WHAT THE TASK ASKS ▸ Give the number of lines below that contain "JSON", with no other output.

(Items from an interface collection)
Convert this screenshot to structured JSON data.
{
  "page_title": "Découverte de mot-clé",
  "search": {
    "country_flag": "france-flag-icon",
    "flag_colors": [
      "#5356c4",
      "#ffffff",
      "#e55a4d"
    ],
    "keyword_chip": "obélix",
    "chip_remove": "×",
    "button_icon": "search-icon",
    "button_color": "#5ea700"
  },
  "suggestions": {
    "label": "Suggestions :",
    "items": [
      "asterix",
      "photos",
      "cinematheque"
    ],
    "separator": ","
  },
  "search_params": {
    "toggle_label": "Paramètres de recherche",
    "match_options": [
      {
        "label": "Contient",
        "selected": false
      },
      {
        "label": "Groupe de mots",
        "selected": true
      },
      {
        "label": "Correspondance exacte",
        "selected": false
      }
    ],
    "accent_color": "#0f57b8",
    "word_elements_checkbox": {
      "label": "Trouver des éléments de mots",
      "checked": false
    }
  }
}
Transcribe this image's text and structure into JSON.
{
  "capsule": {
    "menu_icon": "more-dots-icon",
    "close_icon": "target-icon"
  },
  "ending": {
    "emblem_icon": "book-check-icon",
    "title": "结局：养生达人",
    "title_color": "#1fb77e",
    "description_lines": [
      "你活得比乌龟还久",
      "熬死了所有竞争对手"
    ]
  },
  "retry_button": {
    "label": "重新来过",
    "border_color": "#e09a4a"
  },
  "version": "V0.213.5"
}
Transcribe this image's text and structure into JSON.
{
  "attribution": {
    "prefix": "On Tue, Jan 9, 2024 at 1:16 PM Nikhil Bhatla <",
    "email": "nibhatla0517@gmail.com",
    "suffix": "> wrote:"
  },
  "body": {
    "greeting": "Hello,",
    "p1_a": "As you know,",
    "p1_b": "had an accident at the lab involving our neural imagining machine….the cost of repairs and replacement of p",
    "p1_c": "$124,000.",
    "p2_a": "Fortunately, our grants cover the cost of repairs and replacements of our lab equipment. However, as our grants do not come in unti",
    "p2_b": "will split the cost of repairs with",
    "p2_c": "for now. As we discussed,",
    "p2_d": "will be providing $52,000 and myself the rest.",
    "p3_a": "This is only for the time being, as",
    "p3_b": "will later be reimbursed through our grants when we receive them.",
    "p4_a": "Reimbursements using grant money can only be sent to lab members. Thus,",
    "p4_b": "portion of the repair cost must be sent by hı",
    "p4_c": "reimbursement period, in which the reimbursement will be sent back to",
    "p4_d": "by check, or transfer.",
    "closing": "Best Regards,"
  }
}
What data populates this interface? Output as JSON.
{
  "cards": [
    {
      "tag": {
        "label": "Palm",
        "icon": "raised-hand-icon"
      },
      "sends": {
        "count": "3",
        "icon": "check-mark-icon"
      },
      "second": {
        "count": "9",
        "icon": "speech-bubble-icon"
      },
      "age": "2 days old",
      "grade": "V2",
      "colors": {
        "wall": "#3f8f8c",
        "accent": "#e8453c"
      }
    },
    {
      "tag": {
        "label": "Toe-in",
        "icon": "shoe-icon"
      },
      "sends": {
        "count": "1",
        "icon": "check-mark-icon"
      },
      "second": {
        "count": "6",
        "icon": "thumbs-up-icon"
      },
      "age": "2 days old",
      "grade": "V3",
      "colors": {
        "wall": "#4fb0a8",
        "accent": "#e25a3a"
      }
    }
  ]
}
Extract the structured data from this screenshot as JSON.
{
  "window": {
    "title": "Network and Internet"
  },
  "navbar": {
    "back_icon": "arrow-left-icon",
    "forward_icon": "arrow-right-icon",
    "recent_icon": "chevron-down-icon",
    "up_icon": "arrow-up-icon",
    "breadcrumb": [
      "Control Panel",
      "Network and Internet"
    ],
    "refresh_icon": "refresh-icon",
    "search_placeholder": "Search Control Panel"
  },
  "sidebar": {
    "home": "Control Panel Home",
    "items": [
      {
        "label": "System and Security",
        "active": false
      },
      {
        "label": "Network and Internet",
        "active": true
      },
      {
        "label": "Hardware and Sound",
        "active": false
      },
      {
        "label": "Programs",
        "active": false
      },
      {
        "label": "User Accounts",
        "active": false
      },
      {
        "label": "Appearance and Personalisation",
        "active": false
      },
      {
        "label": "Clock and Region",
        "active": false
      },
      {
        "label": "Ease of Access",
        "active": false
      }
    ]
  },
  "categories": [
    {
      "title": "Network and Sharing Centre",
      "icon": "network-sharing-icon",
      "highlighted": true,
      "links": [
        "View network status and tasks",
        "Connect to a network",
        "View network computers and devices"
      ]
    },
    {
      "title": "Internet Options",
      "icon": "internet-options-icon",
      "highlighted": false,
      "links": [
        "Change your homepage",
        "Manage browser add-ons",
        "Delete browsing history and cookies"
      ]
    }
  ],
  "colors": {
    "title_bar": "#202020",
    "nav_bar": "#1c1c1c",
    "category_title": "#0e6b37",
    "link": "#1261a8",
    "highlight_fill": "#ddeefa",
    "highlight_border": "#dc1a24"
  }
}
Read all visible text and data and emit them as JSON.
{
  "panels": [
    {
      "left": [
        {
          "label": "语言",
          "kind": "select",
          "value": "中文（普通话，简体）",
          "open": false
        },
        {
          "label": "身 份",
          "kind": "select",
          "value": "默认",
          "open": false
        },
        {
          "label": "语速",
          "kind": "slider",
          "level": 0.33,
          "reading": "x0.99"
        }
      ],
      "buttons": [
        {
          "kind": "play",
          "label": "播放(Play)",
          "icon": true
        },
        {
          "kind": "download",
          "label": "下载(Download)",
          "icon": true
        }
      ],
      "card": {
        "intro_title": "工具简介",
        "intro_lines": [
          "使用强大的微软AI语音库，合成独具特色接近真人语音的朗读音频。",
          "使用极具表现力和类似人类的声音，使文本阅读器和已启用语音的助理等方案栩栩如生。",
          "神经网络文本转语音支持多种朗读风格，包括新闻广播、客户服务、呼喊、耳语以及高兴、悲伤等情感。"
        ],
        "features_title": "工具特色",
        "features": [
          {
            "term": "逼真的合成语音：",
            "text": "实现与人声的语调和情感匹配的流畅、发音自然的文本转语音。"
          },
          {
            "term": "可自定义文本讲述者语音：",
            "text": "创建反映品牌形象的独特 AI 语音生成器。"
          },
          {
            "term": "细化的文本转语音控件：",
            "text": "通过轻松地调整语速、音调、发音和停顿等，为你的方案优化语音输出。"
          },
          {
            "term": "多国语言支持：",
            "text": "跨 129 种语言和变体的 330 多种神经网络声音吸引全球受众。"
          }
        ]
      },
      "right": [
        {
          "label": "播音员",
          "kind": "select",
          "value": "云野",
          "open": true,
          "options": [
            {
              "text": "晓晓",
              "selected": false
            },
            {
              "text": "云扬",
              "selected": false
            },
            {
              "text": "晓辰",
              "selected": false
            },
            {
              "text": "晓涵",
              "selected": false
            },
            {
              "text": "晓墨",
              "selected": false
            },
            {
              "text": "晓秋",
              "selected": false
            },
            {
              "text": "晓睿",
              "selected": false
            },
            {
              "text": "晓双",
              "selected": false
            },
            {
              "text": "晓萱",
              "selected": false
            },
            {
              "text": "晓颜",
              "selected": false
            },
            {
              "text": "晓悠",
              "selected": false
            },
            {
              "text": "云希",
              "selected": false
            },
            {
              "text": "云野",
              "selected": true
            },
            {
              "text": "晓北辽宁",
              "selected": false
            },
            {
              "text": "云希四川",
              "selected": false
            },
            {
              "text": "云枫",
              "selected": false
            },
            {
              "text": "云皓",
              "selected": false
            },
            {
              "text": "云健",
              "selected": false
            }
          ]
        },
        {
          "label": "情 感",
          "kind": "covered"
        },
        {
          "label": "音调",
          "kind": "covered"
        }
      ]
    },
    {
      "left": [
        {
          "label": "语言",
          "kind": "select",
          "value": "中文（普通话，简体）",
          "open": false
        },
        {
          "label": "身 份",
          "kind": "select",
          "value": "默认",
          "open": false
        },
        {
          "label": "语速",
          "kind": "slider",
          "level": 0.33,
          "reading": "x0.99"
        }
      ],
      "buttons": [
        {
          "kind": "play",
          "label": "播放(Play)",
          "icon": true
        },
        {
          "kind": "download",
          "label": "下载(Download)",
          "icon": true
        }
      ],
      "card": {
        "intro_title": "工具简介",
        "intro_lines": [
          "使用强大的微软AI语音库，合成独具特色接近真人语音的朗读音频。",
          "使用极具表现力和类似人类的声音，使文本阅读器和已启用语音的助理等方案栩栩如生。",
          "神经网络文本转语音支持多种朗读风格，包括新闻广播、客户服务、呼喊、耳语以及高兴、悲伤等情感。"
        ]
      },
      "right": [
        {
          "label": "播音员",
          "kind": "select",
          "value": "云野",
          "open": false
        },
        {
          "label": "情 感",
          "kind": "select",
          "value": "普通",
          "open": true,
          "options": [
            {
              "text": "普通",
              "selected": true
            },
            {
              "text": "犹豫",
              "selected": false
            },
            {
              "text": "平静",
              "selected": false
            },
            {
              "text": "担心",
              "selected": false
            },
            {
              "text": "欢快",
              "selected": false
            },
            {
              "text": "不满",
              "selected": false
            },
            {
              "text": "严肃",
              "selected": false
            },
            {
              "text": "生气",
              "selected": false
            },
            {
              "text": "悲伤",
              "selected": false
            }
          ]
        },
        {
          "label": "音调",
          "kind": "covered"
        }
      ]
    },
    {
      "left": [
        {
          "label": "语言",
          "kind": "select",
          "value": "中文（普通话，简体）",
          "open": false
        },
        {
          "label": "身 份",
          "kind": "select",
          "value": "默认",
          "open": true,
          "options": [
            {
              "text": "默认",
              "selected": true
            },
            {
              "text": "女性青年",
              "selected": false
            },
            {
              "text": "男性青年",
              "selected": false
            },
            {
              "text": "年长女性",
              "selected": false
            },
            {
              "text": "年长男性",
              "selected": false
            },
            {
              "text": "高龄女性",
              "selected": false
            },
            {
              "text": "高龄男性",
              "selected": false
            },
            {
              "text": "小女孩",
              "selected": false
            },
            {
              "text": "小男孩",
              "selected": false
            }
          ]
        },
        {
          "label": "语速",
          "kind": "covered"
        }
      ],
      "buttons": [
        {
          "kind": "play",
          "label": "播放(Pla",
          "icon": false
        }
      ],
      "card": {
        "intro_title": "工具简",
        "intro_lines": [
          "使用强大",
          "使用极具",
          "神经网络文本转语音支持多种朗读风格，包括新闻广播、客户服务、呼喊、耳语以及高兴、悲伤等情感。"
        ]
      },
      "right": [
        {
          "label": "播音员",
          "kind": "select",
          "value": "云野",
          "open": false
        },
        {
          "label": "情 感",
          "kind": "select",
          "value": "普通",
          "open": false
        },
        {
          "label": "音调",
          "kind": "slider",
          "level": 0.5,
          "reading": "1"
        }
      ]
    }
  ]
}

RESPONSE TO THE TASK ▸ 6